Using the entries that follow, please report how many lines contain the word "完成分发器", with no other words.

## Study material
==================================================
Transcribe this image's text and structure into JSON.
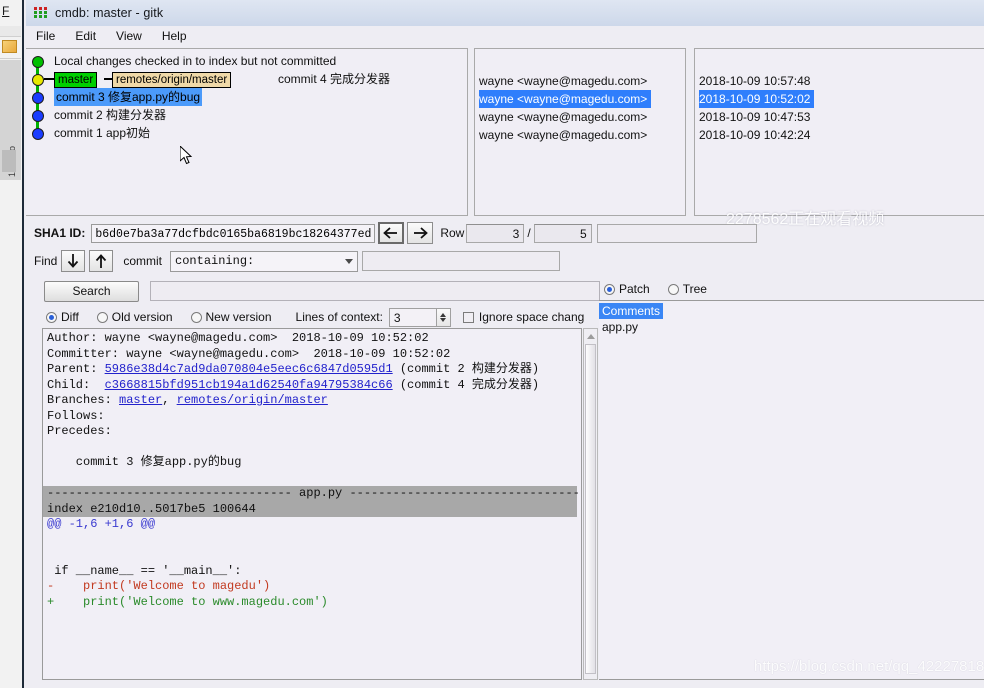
{
  "background_window": {
    "menu_fragment": "F",
    "side_label": "1. Perio"
  },
  "window": {
    "title": "cmdb: master - gitk",
    "icon": "gitk-dots-icon",
    "menus": [
      {
        "label": "File"
      },
      {
        "label": "Edit"
      },
      {
        "label": "View"
      },
      {
        "label": "Help"
      }
    ]
  },
  "commit_graph": {
    "rows": [
      {
        "node_color": "green",
        "text": "Local changes checked in to index but not committed",
        "selected": false,
        "refs": []
      },
      {
        "node_color": "yellow",
        "text": "commit 4 完成分发器",
        "selected": false,
        "refs": [
          {
            "label": "master",
            "type": "local"
          },
          {
            "label": "remotes/origin/master",
            "type": "remote"
          }
        ]
      },
      {
        "node_color": "blue",
        "text": "commit 3 修复app.py的bug",
        "selected": true,
        "refs": []
      },
      {
        "node_color": "blue",
        "text": "commit 2 构建分发器",
        "selected": false,
        "refs": []
      },
      {
        "node_color": "blue",
        "text": "commit 1 app初始",
        "selected": false,
        "refs": []
      }
    ],
    "authors": [
      {
        "value": "wayne <wayne@magedu.com>",
        "selected": false
      },
      {
        "value": "wayne <wayne@magedu.com>",
        "selected": true
      },
      {
        "value": "wayne <wayne@magedu.com>",
        "selected": false
      },
      {
        "value": "wayne <wayne@magedu.com>",
        "selected": false
      }
    ],
    "dates": [
      {
        "value": "2018-10-09 10:57:48",
        "selected": false
      },
      {
        "value": "2018-10-09 10:52:02",
        "selected": true
      },
      {
        "value": "2018-10-09 10:47:53",
        "selected": false
      },
      {
        "value": "2018-10-09 10:42:24",
        "selected": false
      }
    ]
  },
  "sha_row": {
    "label": "SHA1 ID:",
    "value": "b6d0e7ba3a77dcfbdc0165ba6819bc18264377ed",
    "back_icon": "arrow-left-icon",
    "forward_icon": "arrow-right-icon",
    "row_label": "Row",
    "row_current": "3",
    "separator": "/",
    "row_total": "5"
  },
  "find_row": {
    "label": "Find",
    "down_icon": "arrow-down-icon",
    "up_icon": "arrow-up-icon",
    "scope_label": "commit",
    "criteria": "containing:",
    "criteria_caret": "chevron-down-icon",
    "query": ""
  },
  "search_row": {
    "button_label": "Search",
    "query": ""
  },
  "diff_options": {
    "modes": [
      {
        "label": "Diff",
        "selected": true
      },
      {
        "label": "Old version",
        "selected": false
      },
      {
        "label": "New version",
        "selected": false
      }
    ],
    "context_label": "Lines of context:",
    "context_value": "3",
    "ignore_space_label": "Ignore space chang",
    "ignore_space_checked": false
  },
  "diff_panel": {
    "header_lines": [
      {
        "prefix": "Author: ",
        "text": "wayne <wayne@magedu.com>  2018-10-09 10:52:02"
      },
      {
        "prefix": "Committer: ",
        "text": "wayne <wayne@magedu.com>  2018-10-09 10:52:02"
      }
    ],
    "parent_label": "Parent: ",
    "parent_sha": "5986e38d4c7ad9da070804e5eec6c6847d0595d1",
    "parent_suffix": " (commit 2 构建分发器)",
    "child_label": "Child:  ",
    "child_sha": "c3668815bfd951cb194a1d62540fa94795384c66",
    "child_suffix": " (commit 4 完成分发器)",
    "branches_label": "Branches: ",
    "branches": [
      "master",
      "remotes/origin/master"
    ],
    "branches_separator": ", ",
    "follows_label": "Follows:",
    "precedes_label": "Precedes:",
    "commit_message": "    commit 3 修复app.py的bug",
    "file_band": "---------------------------------- app.py --------------------------------------",
    "index_line": "index e210d10..5017be5 100644",
    "hunk_line": "@@ -1,6 +1,6 @@",
    "diff_lines": [
      {
        "type": "context",
        "text": " if __name__ == '__main__':"
      },
      {
        "type": "removed",
        "text": "-    print('Welcome to magedu')"
      },
      {
        "type": "added",
        "text": "+    print('Welcome to www.magedu.com')"
      }
    ]
  },
  "right_panel": {
    "view_modes": [
      {
        "label": "Patch",
        "selected": true
      },
      {
        "label": "Tree",
        "selected": false
      }
    ],
    "files": [
      {
        "name": "Comments",
        "selected": true
      },
      {
        "name": "app.py",
        "selected": false
      }
    ]
  },
  "watermarks": {
    "viewer_note": "2278562正在观看视频",
    "blog_url": "https://blog.csdn.net/qq_42227818"
  }
}
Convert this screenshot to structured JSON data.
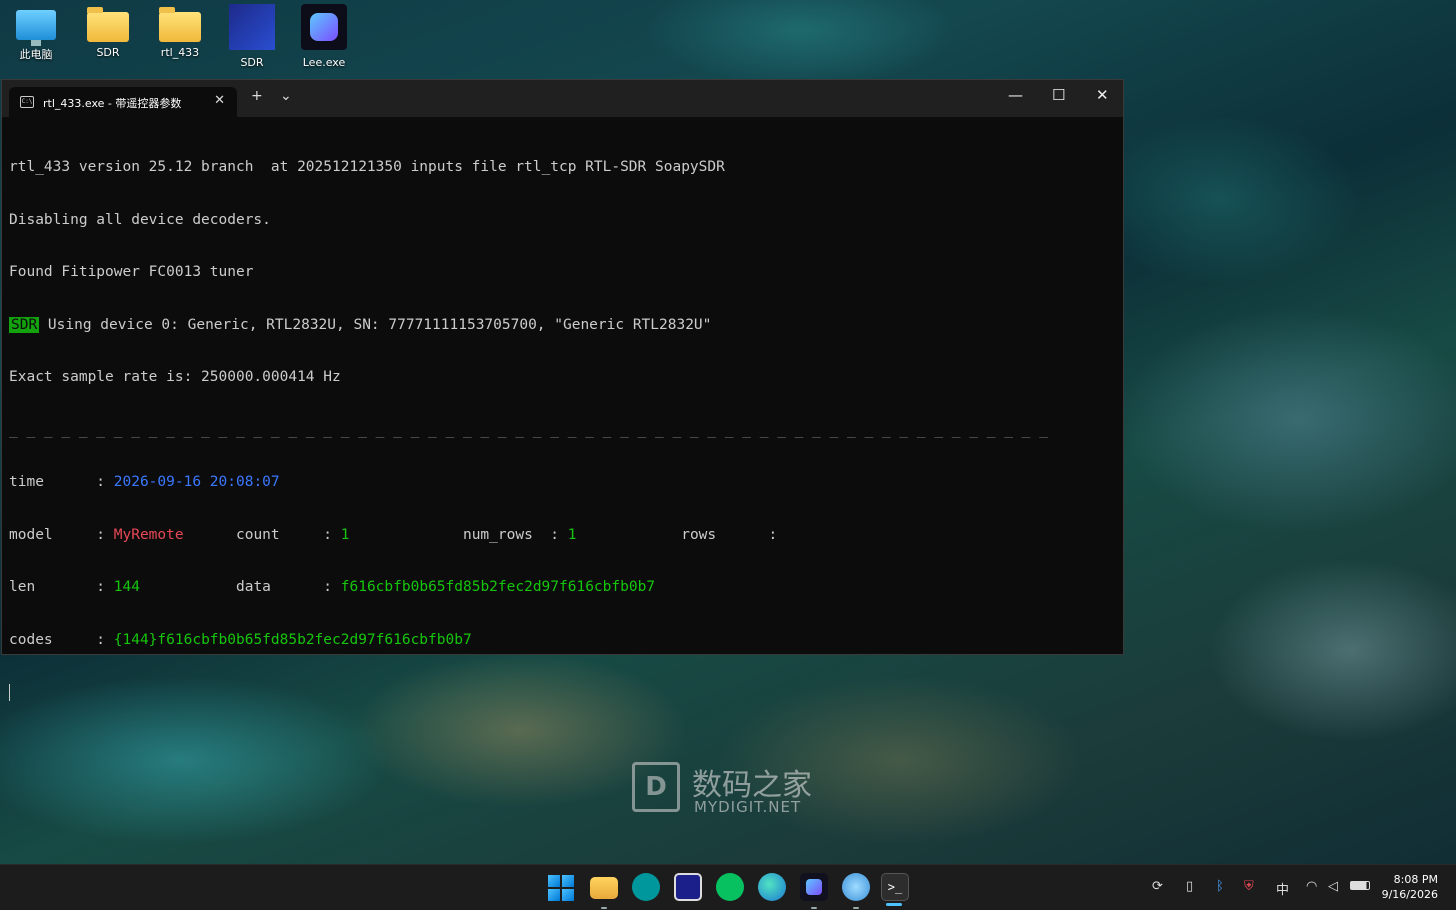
{
  "desktop": {
    "icons": [
      {
        "label": "此电脑",
        "icon": "computer-icon"
      },
      {
        "label": "SDR",
        "icon": "folder-icon"
      },
      {
        "label": "rtl_433",
        "icon": "folder-icon"
      },
      {
        "label": "SDR",
        "icon": "sdr-shortcut-icon"
      },
      {
        "label": "Lee.exe",
        "icon": "app-icon"
      }
    ]
  },
  "window": {
    "tab_title": "rtl_433.exe - 带遥控器参数",
    "tab_icon": "terminal-icon",
    "new_tab_label": "+",
    "dropdown_label": "⌄",
    "minimize_label": "—",
    "maximize_label": "☐",
    "close_label": "✕"
  },
  "terminal": {
    "line1": "rtl_433 version 25.12 branch  at 202512121350 inputs file rtl_tcp RTL-SDR SoapySDR",
    "line2": "Disabling all device decoders.",
    "line3": "Found Fitipower FC0013 tuner",
    "sdr_tag": "SDR",
    "line4": " Using device 0: Generic, RTL2832U, SN: 77771111153705700, \"Generic RTL2832U\"",
    "line5": "Exact sample rate is: 250000.000414 Hz",
    "separator": "_ _ _ _ _ _ _ _ _ _ _ _ _ _ _ _ _ _ _ _ _ _ _ _ _ _ _ _ _ _ _ _ _ _ _ _ _ _ _ _ _ _ _ _ _ _ _ _ _ _ _ _ _ _ _ _ _ _ _ _",
    "time_label": "time      : ",
    "time_value": "2026-09-16 20:08:07",
    "model_label": "model     : ",
    "model_value": "MyRemote",
    "count_label": "      count     : ",
    "count_value": "1",
    "num_rows_label": "             num_rows  : ",
    "num_rows_value": "1",
    "rows_label": "            rows      :",
    "len_label": "len       : ",
    "len_value": "144",
    "data_label": "           data      : ",
    "data_value": "f616cbfb0b65fd85b2fec2d97f616cbfb0b7",
    "codes_label": "codes     : ",
    "codes_value": "{144}f616cbfb0b65fd85b2fec2d97f616cbfb0b7"
  },
  "watermark": {
    "logo_letter": "D",
    "text_cn": "数码之家",
    "text_en": "MYDIGIT.NET"
  },
  "taskbar": {
    "apps": [
      "windows-start-icon",
      "file-explorer-icon",
      "arduino-icon",
      "oscilloscope-icon",
      "wechat-icon",
      "edge-icon",
      "lee-app-icon",
      "globe-app-icon",
      "terminal-icon"
    ],
    "tray_ime": "中",
    "clock_time": "8:08 PM",
    "clock_date": "9/16/2026"
  },
  "colors": {
    "terminal_bg": "#0c0c0c",
    "sdr_tag_bg": "#13a10e",
    "time_value": "#3b78ff",
    "model_value": "#e74856",
    "value_green": "#16c60c"
  }
}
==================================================
## Answer
2